The rule is designed to "facilitate orderly legislative procedure" (Johnson, 176 Ill. 2d at 514, 680 N.E.2d at 1379) and to prevent legislation from passage that would not have the necessary support to pass if it was presented by itself (Johnson, 176 Ill. 2d at 514, 680 N.E.2d at 1379 (citing Geja's Café v. Metropolitan Pier & Exposition Authority, 153 Ill. 2d 239, 258, 606 N.E.2d 1212, 1220 (1992))).
The term "subject" should be liberally construed, and the subject can be as broad as determined by the legislature. Johnson, 176 Ill. 2d at 515, 680 N.E.2d at 1379 (quoting People v. Dunigan, 165 Ill. 2d 235, 255, 650 N.E.2d 1026, 1035 (1995)). The subject matter of the act must have a "natural and logical connection." Johnson, 176 Ill. 2d at 515, 680 N.E.2d at 1379 (citing Cutinello v. Whitley, 161 Ill. 2d 409, 423-24, 641 N.E.2d 360, 366 (1994)). The legislature must "go very far to cross the line to a violation of the single[-]subject rule." Johnson, 176 Ill. 2d at 516, 680 N.E.2d at 1380.

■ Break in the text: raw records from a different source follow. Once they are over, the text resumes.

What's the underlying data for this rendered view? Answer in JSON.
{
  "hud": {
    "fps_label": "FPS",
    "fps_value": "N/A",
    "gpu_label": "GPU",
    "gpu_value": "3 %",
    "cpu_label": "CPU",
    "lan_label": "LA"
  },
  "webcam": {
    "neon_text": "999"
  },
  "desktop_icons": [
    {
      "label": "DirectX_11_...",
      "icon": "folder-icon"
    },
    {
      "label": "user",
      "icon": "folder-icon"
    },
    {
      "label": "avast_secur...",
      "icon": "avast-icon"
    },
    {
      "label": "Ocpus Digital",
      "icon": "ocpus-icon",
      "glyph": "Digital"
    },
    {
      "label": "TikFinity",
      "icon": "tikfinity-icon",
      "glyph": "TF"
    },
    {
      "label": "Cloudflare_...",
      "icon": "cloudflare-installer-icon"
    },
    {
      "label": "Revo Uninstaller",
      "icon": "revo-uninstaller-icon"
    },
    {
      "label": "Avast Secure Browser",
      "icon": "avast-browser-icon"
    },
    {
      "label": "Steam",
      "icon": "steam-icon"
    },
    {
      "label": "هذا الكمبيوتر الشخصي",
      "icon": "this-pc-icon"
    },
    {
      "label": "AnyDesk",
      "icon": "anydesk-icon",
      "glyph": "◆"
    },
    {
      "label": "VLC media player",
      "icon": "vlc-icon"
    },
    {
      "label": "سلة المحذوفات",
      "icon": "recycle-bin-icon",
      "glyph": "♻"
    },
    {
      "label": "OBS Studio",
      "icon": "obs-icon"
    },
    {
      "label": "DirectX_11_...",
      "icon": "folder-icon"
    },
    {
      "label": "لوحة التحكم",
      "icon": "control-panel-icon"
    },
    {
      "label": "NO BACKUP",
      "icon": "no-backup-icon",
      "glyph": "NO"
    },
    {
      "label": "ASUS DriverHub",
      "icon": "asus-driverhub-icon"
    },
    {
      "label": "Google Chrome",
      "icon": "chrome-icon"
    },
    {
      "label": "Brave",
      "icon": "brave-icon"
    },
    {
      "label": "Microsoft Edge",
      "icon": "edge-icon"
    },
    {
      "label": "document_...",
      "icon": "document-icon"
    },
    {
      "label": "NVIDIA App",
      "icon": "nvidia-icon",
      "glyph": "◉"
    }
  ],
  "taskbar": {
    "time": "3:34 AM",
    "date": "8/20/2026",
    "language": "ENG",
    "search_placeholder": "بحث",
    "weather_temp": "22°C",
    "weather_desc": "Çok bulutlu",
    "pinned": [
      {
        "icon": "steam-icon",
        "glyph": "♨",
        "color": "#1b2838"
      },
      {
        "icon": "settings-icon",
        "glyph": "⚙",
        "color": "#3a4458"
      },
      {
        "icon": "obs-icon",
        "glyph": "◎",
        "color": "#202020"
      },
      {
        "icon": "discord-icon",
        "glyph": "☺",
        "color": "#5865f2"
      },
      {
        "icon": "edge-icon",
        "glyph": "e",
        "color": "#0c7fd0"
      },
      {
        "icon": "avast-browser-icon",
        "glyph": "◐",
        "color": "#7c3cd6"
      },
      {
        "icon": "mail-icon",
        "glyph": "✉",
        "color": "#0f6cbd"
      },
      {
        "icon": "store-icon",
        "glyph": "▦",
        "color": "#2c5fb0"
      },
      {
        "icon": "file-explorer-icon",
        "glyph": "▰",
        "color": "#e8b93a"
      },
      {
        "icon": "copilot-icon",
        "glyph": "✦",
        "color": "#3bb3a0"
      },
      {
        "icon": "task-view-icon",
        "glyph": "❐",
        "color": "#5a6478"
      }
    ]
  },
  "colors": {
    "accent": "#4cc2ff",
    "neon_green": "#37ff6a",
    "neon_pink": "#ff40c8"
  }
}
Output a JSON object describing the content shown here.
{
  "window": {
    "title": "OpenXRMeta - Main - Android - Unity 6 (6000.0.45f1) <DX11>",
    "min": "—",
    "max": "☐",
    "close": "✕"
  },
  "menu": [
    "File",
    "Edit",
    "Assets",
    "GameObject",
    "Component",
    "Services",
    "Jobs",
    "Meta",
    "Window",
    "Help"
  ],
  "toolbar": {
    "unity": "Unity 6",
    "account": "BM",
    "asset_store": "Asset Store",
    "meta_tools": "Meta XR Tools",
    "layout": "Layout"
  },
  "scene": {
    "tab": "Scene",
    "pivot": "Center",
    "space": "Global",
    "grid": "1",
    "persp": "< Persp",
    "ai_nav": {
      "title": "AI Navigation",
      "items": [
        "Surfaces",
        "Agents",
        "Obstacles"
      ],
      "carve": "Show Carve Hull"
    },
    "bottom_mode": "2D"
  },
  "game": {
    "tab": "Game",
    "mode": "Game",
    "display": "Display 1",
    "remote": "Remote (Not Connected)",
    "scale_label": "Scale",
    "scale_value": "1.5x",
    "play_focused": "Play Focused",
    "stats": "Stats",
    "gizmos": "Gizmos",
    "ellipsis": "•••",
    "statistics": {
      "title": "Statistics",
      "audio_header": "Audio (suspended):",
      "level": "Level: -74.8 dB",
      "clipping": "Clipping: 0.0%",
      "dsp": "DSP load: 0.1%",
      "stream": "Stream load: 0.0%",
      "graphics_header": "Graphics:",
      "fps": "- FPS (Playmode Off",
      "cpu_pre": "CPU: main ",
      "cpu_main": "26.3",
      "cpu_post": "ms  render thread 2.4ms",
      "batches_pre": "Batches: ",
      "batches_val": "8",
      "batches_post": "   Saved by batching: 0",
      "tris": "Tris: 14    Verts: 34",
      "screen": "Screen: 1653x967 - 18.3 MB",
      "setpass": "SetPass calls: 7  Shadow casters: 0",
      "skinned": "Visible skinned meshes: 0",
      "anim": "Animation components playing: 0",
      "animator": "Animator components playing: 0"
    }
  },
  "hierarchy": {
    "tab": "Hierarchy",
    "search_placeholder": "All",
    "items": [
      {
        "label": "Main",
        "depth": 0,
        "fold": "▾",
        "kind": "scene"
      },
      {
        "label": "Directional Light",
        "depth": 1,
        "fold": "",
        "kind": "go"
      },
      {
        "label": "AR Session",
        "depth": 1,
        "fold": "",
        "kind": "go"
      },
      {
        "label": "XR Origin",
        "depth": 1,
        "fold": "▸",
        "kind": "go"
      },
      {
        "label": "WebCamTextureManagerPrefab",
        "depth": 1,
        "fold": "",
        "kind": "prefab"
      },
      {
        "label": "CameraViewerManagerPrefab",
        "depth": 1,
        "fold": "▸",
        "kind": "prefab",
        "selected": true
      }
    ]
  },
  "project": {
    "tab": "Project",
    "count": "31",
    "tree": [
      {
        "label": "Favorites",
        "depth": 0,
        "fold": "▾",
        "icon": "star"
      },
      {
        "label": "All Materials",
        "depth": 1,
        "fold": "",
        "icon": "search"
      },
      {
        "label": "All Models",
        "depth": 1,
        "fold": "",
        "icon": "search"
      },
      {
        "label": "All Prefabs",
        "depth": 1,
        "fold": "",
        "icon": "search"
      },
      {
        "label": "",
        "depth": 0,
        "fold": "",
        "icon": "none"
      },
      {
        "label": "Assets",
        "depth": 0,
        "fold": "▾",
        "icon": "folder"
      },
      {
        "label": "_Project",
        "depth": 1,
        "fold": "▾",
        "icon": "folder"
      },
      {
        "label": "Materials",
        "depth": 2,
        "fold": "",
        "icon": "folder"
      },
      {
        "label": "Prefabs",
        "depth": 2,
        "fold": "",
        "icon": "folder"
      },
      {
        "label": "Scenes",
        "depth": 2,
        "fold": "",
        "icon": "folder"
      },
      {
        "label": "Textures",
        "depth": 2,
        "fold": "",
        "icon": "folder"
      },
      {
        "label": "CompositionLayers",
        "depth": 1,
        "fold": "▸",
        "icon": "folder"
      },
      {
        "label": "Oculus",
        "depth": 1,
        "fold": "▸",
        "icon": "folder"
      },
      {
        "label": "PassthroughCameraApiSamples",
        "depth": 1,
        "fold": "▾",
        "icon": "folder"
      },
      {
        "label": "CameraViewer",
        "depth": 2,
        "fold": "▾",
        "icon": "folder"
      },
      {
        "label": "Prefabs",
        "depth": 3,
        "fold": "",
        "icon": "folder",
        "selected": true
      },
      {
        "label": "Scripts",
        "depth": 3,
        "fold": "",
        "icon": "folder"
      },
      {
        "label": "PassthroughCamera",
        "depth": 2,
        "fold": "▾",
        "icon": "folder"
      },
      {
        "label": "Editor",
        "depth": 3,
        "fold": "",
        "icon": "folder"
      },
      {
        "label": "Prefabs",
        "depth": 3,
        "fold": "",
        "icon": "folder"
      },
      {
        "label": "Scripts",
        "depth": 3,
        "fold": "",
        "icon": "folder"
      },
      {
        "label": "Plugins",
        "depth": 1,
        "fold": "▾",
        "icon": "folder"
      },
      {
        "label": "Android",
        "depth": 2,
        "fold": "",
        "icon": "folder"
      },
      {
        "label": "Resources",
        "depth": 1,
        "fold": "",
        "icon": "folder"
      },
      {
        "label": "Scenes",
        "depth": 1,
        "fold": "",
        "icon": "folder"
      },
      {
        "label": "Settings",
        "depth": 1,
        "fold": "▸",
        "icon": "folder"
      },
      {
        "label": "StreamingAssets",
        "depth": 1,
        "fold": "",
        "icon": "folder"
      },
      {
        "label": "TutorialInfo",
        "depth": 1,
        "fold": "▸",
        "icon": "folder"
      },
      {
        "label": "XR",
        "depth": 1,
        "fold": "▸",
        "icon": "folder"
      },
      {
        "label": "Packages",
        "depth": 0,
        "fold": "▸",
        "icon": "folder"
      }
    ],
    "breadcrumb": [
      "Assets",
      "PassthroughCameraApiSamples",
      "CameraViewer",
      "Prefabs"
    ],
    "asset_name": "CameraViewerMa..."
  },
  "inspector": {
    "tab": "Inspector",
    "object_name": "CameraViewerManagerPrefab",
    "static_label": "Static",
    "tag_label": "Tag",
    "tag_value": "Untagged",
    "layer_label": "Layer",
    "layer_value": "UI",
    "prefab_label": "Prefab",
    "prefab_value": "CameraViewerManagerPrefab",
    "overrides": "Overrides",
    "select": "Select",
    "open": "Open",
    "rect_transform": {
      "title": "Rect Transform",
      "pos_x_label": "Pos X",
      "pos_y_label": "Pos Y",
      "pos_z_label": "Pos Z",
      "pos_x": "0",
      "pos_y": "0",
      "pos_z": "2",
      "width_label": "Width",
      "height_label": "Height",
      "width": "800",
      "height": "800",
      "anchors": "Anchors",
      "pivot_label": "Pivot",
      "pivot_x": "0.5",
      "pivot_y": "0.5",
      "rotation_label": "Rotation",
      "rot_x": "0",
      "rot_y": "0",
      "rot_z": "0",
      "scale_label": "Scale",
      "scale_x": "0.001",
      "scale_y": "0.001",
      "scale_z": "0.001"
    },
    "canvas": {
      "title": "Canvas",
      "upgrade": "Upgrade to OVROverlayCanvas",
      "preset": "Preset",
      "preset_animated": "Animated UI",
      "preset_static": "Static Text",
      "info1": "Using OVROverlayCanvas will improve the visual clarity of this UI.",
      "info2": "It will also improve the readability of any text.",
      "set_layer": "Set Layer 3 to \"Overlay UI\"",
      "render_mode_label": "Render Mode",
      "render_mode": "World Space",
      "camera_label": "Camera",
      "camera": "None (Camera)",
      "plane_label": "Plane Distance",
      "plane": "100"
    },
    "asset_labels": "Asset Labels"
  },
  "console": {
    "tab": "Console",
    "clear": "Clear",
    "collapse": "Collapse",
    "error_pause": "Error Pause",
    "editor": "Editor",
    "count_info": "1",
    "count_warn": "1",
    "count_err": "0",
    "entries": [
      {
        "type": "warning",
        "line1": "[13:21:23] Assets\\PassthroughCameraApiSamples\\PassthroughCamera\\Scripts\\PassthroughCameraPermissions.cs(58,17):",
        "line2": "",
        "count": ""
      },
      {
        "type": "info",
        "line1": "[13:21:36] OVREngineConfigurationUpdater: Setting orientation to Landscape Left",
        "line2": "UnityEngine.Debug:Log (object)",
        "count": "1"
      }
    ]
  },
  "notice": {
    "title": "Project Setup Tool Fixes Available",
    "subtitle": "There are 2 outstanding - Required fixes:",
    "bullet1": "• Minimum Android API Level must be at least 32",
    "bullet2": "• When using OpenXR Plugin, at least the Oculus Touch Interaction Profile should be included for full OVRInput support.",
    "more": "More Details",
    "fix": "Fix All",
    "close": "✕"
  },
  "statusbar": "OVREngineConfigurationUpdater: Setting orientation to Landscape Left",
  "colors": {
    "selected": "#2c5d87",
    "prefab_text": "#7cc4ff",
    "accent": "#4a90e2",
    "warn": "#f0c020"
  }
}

In Johnson v. Edgar, the supreme court concluded that lumping various statutory sections under the heading of "public safety" violated the single-subject rule because the provisions were disparate. Johnson, 176 Ill. 2d at 517-18, 680 N.E.2d at 1381. The "public safety" heading did not serve to unify ...